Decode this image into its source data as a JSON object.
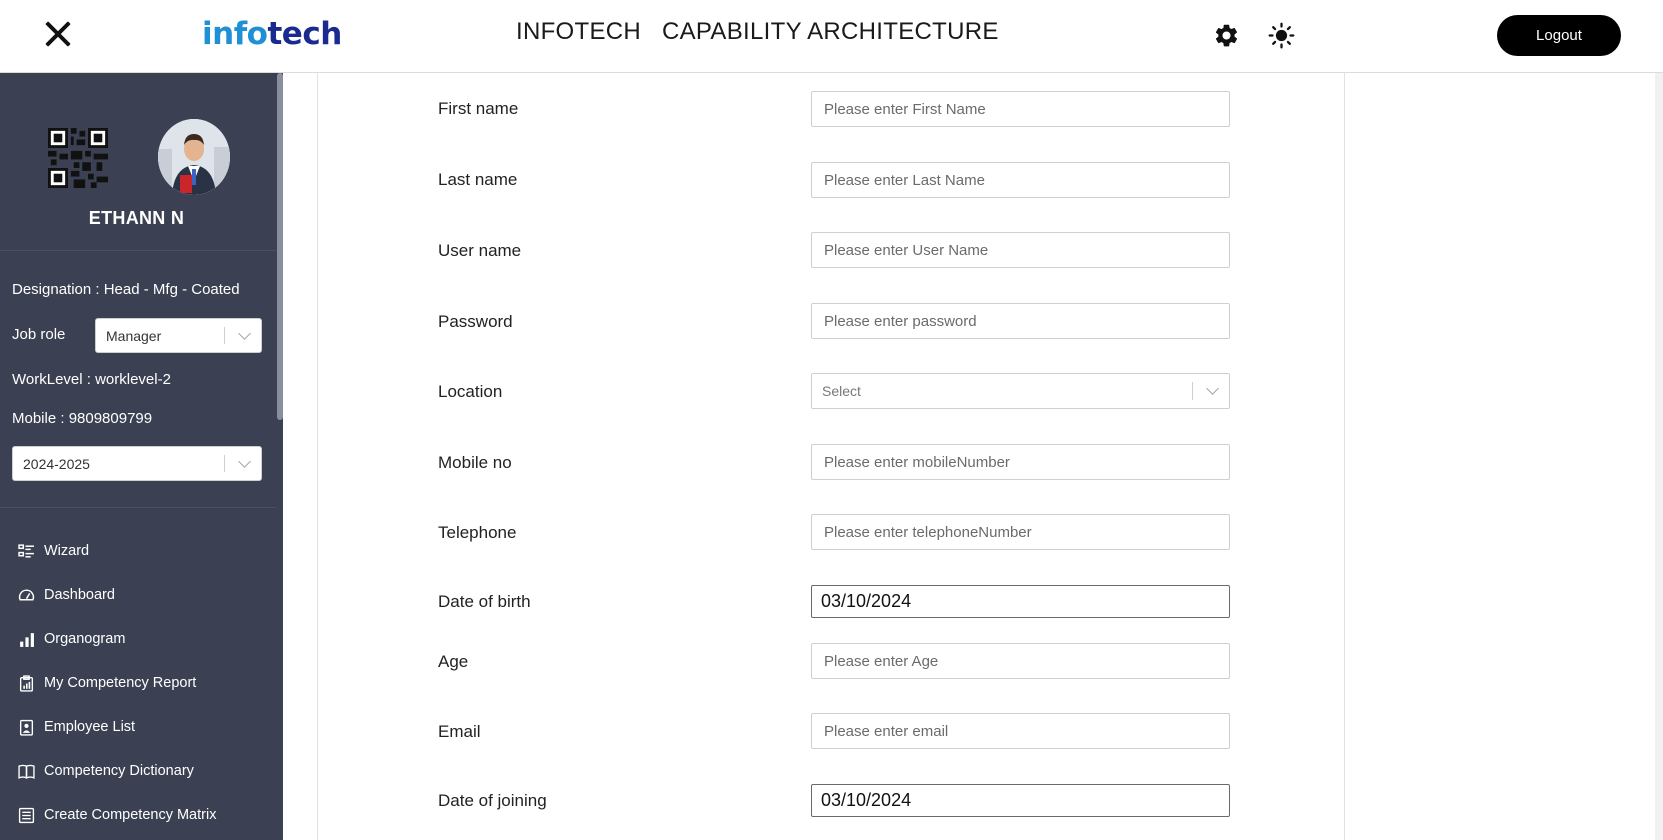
{
  "header": {
    "logo_part1": "info",
    "logo_part2": "tech",
    "title": "INFOTECH   CAPABILITY ARCHITECTURE",
    "logout_label": "Logout"
  },
  "sidebar": {
    "user_name": "ETHANN N",
    "designation": "Designation : Head - Mfg - Coated",
    "job_role_label": "Job role",
    "job_role_value": "Manager",
    "worklevel": "WorkLevel :  worklevel-2",
    "mobile": "Mobile :   9809809799",
    "year_value": "2024-2025",
    "nav": [
      {
        "label": "Wizard",
        "icon": "wizard-icon"
      },
      {
        "label": "Dashboard",
        "icon": "dashboard-icon"
      },
      {
        "label": "Organogram",
        "icon": "bar-chart-icon"
      },
      {
        "label": "My Competency Report",
        "icon": "report-icon"
      },
      {
        "label": "Employee List",
        "icon": "employee-icon"
      },
      {
        "label": "Competency Dictionary",
        "icon": "book-icon"
      },
      {
        "label": "Create Competency Matrix",
        "icon": "matrix-icon"
      }
    ]
  },
  "form": {
    "first_name": {
      "label": "First name",
      "placeholder": "Please enter First Name"
    },
    "last_name": {
      "label": "Last name",
      "placeholder": "Please enter Last Name"
    },
    "user_name": {
      "label": "User name",
      "placeholder": "Please enter User Name"
    },
    "password": {
      "label": "Password",
      "placeholder": "Please enter password"
    },
    "location": {
      "label": "Location",
      "placeholder": "Select"
    },
    "mobile_no": {
      "label": "Mobile no",
      "placeholder": "Please enter mobileNumber"
    },
    "telephone": {
      "label": "Telephone",
      "placeholder": "Please enter telephoneNumber"
    },
    "dob": {
      "label": "Date of birth",
      "value": "03/10/2024"
    },
    "age": {
      "label": "Age",
      "placeholder": "Please enter Age"
    },
    "email": {
      "label": "Email",
      "placeholder": "Please enter email"
    },
    "doj": {
      "label": "Date of joining",
      "value": "03/10/2024"
    }
  },
  "colors": {
    "sidebar_bg": "#3b4152",
    "logo_blue": "#1f8fd6",
    "logo_navy": "#1b2a8f",
    "logout_bg": "#000000"
  }
}
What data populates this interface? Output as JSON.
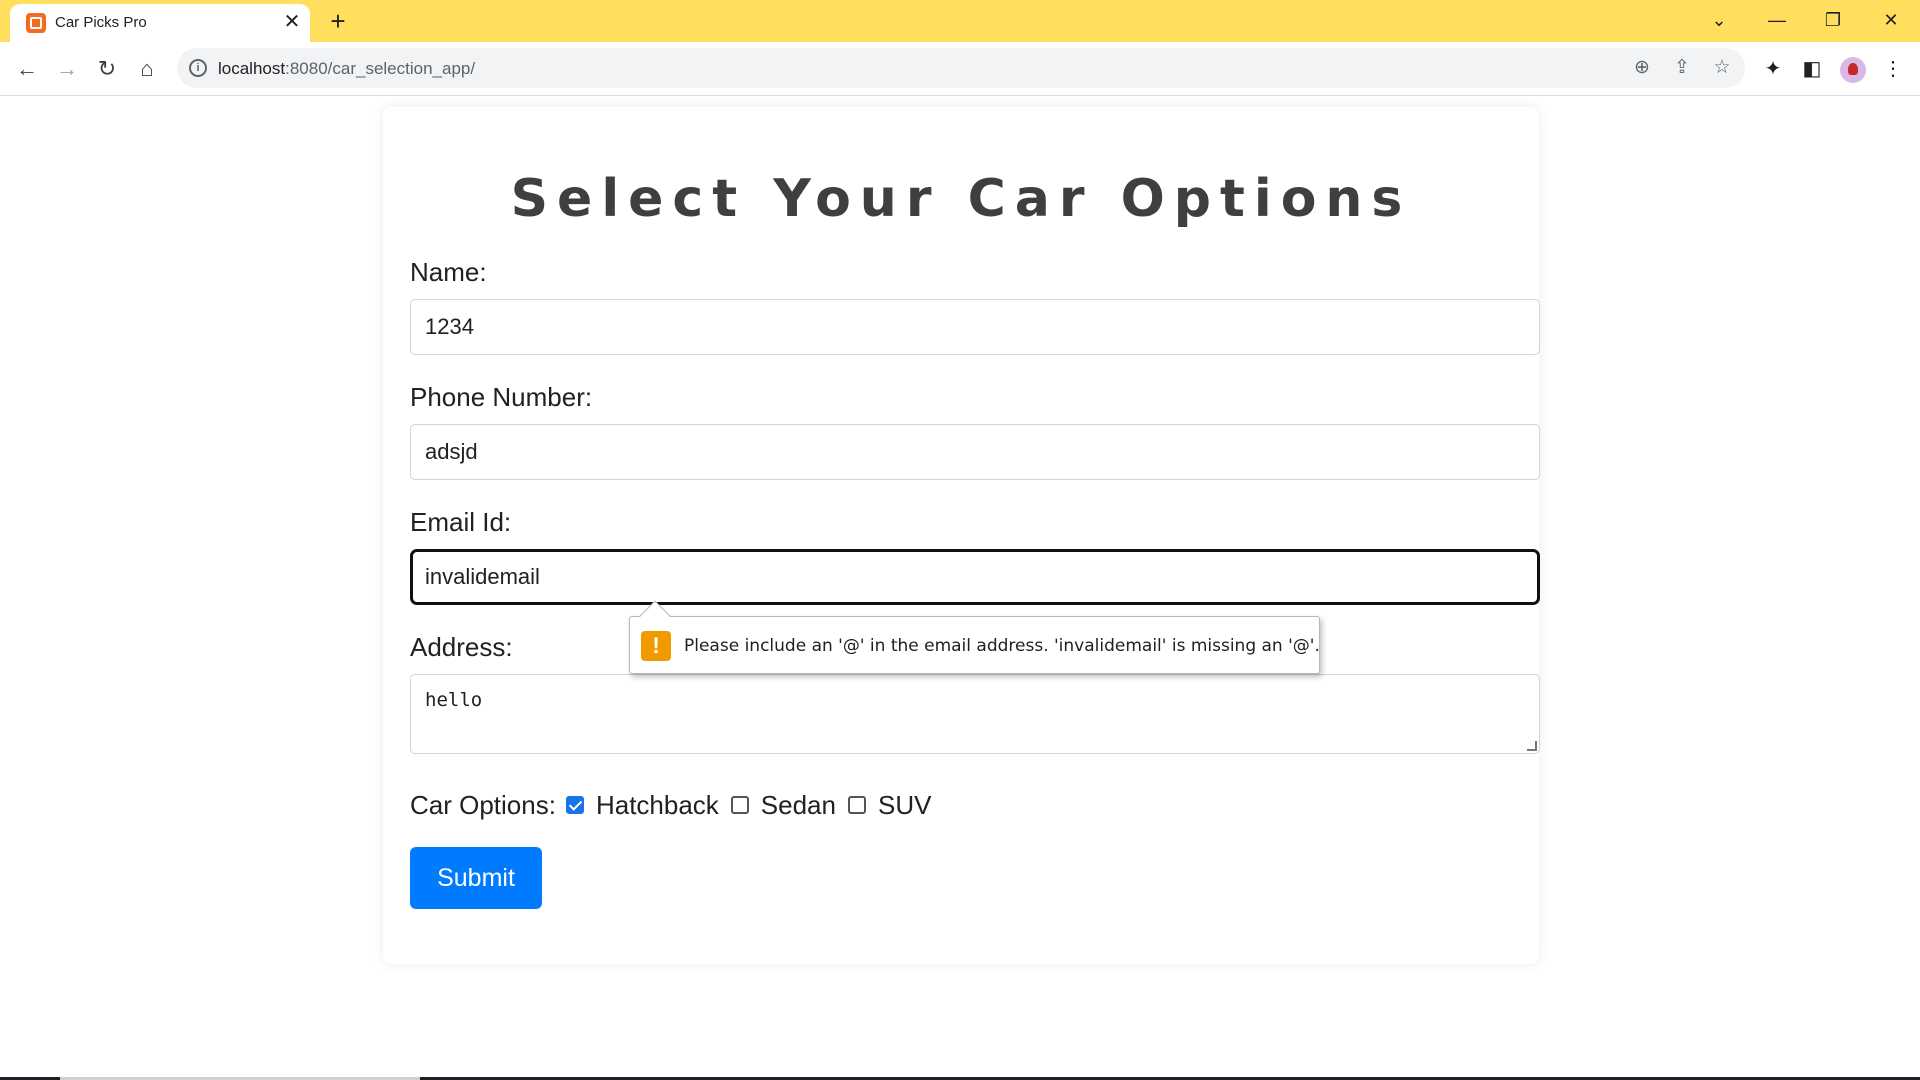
{
  "browser": {
    "tab_title": "Car Picks Pro",
    "tab_close": "✕",
    "new_tab": "+",
    "url_host": "localhost",
    "url_path": ":8080/car_selection_app/",
    "icons": [
      "back-icon",
      "forward-icon",
      "reload-icon",
      "home-icon",
      "info-icon",
      "zoom-icon",
      "share-icon",
      "bookmark-star-icon",
      "extensions-icon",
      "side-panel-icon",
      "profile-avatar",
      "menu-icon"
    ]
  },
  "page": {
    "title": "Select Your Car Options",
    "fields": {
      "name": {
        "label": "Name:",
        "value": "1234"
      },
      "phone": {
        "label": "Phone Number:",
        "value": "adsjd"
      },
      "email": {
        "label": "Email Id:",
        "value": "invalidemail"
      },
      "address": {
        "label": "Address:",
        "value": "hello"
      }
    },
    "car_options": {
      "label": "Car Options:",
      "options": [
        {
          "label": "Hatchback",
          "checked": true
        },
        {
          "label": "Sedan",
          "checked": false
        },
        {
          "label": "SUV",
          "checked": false
        }
      ]
    },
    "submit_label": "Submit"
  },
  "validation": {
    "icon": "!",
    "message": "Please include an '@' in the email address. 'invalidemail' is missing an '@'."
  },
  "colors": {
    "tabstrip": "#ffdf5d",
    "submit": "#007bff",
    "warning": "#f29900"
  }
}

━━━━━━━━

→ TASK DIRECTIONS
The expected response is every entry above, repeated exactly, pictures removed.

→ ANSWER SECTION
Decode this image into its source data as a JSON object.
{
  "header": {
    "logo_part1": "info",
    "logo_part2": "tech",
    "title": "INFOTECH   CAPABILITY ARCHITECTURE",
    "logout_label": "Logout"
  },
  "sidebar": {
    "user_name": "ETHANN N",
    "designation": "Designation : Head - Mfg - Coated",
    "job_role_label": "Job role",
    "job_role_value": "Manager",
    "worklevel": "WorkLevel :  worklevel-2",
    "mobile": "Mobile :   9809809799",
    "year_value": "2024-2025",
    "nav": [
      {
        "label": "Wizard",
        "icon": "wizard-icon"
      },
      {
        "label": "Dashboard",
        "icon": "dashboard-icon"
      },
      {
        "label": "Organogram",
        "icon": "bar-chart-icon"
      },
      {
        "label": "My Competency Report",
        "icon": "report-icon"
      },
      {
        "label": "Employee List",
        "icon": "employee-icon"
      },
      {
        "label": "Competency Dictionary",
        "icon": "book-icon"
      },
      {
        "label": "Create Competency Matrix",
        "icon": "matrix-icon"
      }
    ]
  },
  "form": {
    "first_name": {
      "label": "First name",
      "placeholder": "Please enter First Name"
    },
    "last_name": {
      "label": "Last name",
      "placeholder": "Please enter Last Name"
    },
    "user_name": {
      "label": "User name",
      "placeholder": "Please enter User Name"
    },
    "password": {
      "label": "Password",
      "placeholder": "Please enter password"
    },
    "location": {
      "label": "Location",
      "placeholder": "Select"
    },
    "mobile_no": {
      "label": "Mobile no",
      "placeholder": "Please enter mobileNumber"
    },
    "telephone": {
      "label": "Telephone",
      "placeholder": "Please enter telephoneNumber"
    },
    "dob": {
      "label": "Date of birth",
      "value": "03/10/2024"
    },
    "age": {
      "label": "Age",
      "placeholder": "Please enter Age"
    },
    "email": {
      "label": "Email",
      "placeholder": "Please enter email"
    },
    "doj": {
      "label": "Date of joining",
      "value": "03/10/2024"
    }
  },
  "colors": {
    "sidebar_bg": "#3b4152",
    "logo_blue": "#1f8fd6",
    "logo_navy": "#1b2a8f",
    "logout_bg": "#000000"
  }
}
What data populates this interface? Output as JSON.
{
  "browser": {
    "tab_title": "Car Picks Pro",
    "tab_close": "✕",
    "new_tab": "+",
    "url_host": "localhost",
    "url_path": ":8080/car_selection_app/",
    "icons": [
      "back-icon",
      "forward-icon",
      "reload-icon",
      "home-icon",
      "info-icon",
      "zoom-icon",
      "share-icon",
      "bookmark-star-icon",
      "extensions-icon",
      "side-panel-icon",
      "profile-avatar",
      "menu-icon"
    ]
  },
  "page": {
    "title": "Select Your Car Options",
    "fields": {
      "name": {
        "label": "Name:",
        "value": "1234"
      },
      "phone": {
        "label": "Phone Number:",
        "value": "adsjd"
      },
      "email": {
        "label": "Email Id:",
        "value": "invalidemail"
      },
      "address": {
        "label": "Address:",
        "value": "hello"
      }
    },
    "car_options": {
      "label": "Car Options:",
      "options": [
        {
          "label": "Hatchback",
          "checked": true
        },
        {
          "label": "Sedan",
          "checked": false
        },
        {
          "label": "SUV",
          "checked": false
        }
      ]
    },
    "submit_label": "Submit"
  },
  "validation": {
    "icon": "!",
    "message": "Please include an '@' in the email address. 'invalidemail' is missing an '@'."
  },
  "colors": {
    "tabstrip": "#ffdf5d",
    "submit": "#007bff",
    "warning": "#f29900"
  }
}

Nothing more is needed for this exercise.